* **EXERCISE MATERIAL**
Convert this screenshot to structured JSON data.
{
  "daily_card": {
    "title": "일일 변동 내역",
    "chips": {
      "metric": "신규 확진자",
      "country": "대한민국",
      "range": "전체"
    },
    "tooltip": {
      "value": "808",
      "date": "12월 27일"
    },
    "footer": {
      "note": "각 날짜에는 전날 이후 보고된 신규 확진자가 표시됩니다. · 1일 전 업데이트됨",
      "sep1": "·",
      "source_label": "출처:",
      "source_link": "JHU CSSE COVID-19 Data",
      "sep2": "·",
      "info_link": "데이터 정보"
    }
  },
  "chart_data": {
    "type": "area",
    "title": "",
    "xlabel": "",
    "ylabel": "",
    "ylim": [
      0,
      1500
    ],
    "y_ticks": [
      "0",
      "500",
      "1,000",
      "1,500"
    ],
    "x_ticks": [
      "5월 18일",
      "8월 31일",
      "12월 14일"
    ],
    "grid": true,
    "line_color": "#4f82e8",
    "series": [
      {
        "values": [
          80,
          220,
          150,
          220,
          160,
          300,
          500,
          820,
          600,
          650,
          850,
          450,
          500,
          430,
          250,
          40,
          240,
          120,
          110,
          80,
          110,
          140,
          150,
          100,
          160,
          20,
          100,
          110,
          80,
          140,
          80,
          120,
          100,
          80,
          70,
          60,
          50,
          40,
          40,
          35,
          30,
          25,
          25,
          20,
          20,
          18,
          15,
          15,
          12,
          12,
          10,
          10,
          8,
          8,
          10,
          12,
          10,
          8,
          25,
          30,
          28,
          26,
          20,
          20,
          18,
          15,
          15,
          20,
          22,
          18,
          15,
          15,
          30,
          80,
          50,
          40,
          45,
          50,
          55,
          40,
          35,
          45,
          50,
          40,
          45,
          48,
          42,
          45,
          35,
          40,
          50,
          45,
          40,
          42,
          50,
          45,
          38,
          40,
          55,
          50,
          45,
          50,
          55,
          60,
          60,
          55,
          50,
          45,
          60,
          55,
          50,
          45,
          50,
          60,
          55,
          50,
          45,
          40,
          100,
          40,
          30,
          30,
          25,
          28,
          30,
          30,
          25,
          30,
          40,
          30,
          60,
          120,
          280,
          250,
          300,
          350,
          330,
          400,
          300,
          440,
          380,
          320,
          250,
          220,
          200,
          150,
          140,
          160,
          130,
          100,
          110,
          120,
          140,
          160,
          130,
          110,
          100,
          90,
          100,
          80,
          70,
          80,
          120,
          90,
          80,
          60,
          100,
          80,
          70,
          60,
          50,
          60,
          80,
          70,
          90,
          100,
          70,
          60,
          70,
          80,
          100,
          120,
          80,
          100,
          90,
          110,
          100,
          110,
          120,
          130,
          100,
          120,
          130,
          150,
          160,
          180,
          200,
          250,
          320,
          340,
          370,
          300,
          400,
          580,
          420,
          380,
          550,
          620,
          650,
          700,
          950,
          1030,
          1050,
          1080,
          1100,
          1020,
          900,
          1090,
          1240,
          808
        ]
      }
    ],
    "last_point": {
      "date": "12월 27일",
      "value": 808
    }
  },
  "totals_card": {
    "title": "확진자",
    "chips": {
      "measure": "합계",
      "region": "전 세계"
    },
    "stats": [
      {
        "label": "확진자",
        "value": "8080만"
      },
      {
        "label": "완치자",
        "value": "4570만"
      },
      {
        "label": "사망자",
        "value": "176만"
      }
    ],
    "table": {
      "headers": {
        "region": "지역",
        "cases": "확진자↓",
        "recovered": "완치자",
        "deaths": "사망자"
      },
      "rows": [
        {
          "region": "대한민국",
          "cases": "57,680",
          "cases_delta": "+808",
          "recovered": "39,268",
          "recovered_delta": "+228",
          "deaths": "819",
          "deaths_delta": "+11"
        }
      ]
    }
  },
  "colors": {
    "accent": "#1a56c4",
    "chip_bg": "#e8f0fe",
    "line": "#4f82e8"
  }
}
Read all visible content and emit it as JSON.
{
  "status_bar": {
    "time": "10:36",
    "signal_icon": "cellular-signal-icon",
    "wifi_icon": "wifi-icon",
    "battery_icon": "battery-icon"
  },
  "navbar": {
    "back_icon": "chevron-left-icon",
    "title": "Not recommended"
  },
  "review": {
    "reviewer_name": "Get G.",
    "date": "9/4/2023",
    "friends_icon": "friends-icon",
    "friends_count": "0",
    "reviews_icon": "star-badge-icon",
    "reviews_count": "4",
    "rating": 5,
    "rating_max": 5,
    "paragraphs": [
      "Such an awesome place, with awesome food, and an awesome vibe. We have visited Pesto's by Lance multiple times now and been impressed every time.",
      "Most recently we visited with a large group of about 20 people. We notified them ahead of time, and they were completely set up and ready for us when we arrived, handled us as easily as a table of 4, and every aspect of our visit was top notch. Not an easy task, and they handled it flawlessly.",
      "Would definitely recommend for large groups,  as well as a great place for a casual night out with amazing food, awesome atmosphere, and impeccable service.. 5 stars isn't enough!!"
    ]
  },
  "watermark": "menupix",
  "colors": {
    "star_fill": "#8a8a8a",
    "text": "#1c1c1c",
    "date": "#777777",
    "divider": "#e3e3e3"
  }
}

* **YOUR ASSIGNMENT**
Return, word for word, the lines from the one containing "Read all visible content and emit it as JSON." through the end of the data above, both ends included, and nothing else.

* **ANSWER BOX**
Read all visible content and emit it as JSON.
{
  "status_bar": {
    "time": "10:36",
    "signal_icon": "cellular-signal-icon",
    "wifi_icon": "wifi-icon",
    "battery_icon": "battery-icon"
  },
  "navbar": {
    "back_icon": "chevron-left-icon",
    "title": "Not recommended"
  },
  "review": {
    "reviewer_name": "Get G.",
    "date": "9/4/2023",
    "friends_icon": "friends-icon",
    "friends_count": "0",
    "reviews_icon": "star-badge-icon",
    "reviews_count": "4",
    "rating": 5,
    "rating_max": 5,
    "paragraphs": [
      "Such an awesome place, with awesome food, and an awesome vibe. We have visited Pesto's by Lance multiple times now and been impressed every time.",
      "Most recently we visited with a large group of about 20 people. We notified them ahead of time, and they were completely set up and ready for us when we arrived, handled us as easily as a table of 4, and every aspect of our visit was top notch. Not an easy task, and they handled it flawlessly.",
      "Would definitely recommend for large groups,  as well as a great place for a casual night out with amazing food, awesome atmosphere, and impeccable service.. 5 stars isn't enough!!"
    ]
  },
  "watermark": "menupix",
  "colors": {
    "star_fill": "#8a8a8a",
    "text": "#1c1c1c",
    "date": "#777777",
    "divider": "#e3e3e3"
  }
}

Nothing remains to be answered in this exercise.